Output each entry verbatim.

----------

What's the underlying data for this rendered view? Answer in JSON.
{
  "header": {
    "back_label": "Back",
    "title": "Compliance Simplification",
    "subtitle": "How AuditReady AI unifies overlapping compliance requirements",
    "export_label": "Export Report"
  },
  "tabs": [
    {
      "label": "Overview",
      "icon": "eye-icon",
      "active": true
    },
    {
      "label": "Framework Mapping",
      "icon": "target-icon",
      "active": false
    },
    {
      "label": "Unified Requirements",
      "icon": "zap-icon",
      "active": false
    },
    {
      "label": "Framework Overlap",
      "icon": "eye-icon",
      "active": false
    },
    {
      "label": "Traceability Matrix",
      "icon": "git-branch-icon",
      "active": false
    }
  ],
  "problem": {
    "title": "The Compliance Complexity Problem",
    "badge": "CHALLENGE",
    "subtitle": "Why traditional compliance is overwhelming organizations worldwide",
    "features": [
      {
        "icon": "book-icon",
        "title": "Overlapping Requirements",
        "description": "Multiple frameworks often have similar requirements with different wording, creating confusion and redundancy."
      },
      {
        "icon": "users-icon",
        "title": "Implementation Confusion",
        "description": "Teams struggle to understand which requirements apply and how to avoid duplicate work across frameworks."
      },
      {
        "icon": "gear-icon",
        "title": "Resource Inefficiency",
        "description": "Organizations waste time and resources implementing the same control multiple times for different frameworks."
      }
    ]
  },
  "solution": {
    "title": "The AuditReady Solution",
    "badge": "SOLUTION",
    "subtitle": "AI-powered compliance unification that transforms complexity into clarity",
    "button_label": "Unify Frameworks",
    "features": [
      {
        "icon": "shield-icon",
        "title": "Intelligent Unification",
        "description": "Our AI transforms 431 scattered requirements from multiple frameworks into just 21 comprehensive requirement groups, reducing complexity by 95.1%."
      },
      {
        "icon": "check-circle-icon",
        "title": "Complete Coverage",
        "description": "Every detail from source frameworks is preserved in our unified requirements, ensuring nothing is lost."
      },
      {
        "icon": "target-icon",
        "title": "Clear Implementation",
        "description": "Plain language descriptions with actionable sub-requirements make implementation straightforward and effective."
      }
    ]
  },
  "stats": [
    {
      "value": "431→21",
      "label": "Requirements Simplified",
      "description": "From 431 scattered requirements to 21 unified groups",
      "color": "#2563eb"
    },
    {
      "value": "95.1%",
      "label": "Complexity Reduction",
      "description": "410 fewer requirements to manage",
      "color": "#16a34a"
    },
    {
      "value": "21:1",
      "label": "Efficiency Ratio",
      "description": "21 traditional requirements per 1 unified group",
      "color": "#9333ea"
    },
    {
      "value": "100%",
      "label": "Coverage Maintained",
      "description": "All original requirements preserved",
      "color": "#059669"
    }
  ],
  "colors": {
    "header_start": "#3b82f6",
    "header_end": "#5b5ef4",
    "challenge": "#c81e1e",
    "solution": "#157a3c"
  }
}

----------

* **YOUR RESPONSE**:
What's the underlying data for this rendered view? Answer in JSON.
{
  "header": {
    "back_label": "Back",
    "title": "Compliance Simplification",
    "subtitle": "How AuditReady AI unifies overlapping compliance requirements",
    "export_label": "Export Report"
  },
  "tabs": [
    {
      "label": "Overview",
      "icon": "eye-icon",
      "active": true
    },
    {
      "label": "Framework Mapping",
      "icon": "target-icon",
      "active": false
    },
    {
      "label": "Unified Requirements",
      "icon": "zap-icon",
      "active": false
    },
    {
      "label": "Framework Overlap",
      "icon": "eye-icon",
      "active": false
    },
    {
      "label": "Traceability Matrix",
      "icon": "git-branch-icon",
      "active": false
    }
  ],
  "problem": {
    "title": "The Compliance Complexity Problem",
    "badge": "CHALLENGE",
    "subtitle": "Why traditional compliance is overwhelming organizations worldwide",
    "features": [
      {
        "icon": "book-icon",
        "title": "Overlapping Requirements",
        "description": "Multiple frameworks often have similar requirements with different wording, creating confusion and redundancy."
      },
      {
        "icon": "users-icon",
        "title": "Implementation Confusion",
        "description": "Teams struggle to understand which requirements apply and how to avoid duplicate work across frameworks."
      },
      {
        "icon": "gear-icon",
        "title": "Resource Inefficiency",
        "description": "Organizations waste time and resources implementing the same control multiple times for different frameworks."
      }
    ]
  },
  "solution": {
    "title": "The AuditReady Solution",
    "badge": "SOLUTION",
    "subtitle": "AI-powered compliance unification that transforms complexity into clarity",
    "button_label": "Unify Frameworks",
    "features": [
      {
        "icon": "shield-icon",
        "title": "Intelligent Unification",
        "description": "Our AI transforms 431 scattered requirements from multiple frameworks into just 21 comprehensive requirement groups, reducing complexity by 95.1%."
      },
      {
        "icon": "check-circle-icon",
        "title": "Complete Coverage",
        "description": "Every detail from source frameworks is preserved in our unified requirements, ensuring nothing is lost."
      },
      {
        "icon": "target-icon",
        "title": "Clear Implementation",
        "description": "Plain language descriptions with actionable sub-requirements make implementation straightforward and effective."
      }
    ]
  },
  "stats": [
    {
      "value": "431→21",
      "label": "Requirements Simplified",
      "description": "From 431 scattered requirements to 21 unified groups",
      "color": "#2563eb"
    },
    {
      "value": "95.1%",
      "label": "Complexity Reduction",
      "description": "410 fewer requirements to manage",
      "color": "#16a34a"
    },
    {
      "value": "21:1",
      "label": "Efficiency Ratio",
      "description": "21 traditional requirements per 1 unified group",
      "color": "#9333ea"
    },
    {
      "value": "100%",
      "label": "Coverage Maintained",
      "description": "All original requirements preserved",
      "color": "#059669"
    }
  ],
  "colors": {
    "header_start": "#3b82f6",
    "header_end": "#5b5ef4",
    "challenge": "#c81e1e",
    "solution": "#157a3c"
  }
}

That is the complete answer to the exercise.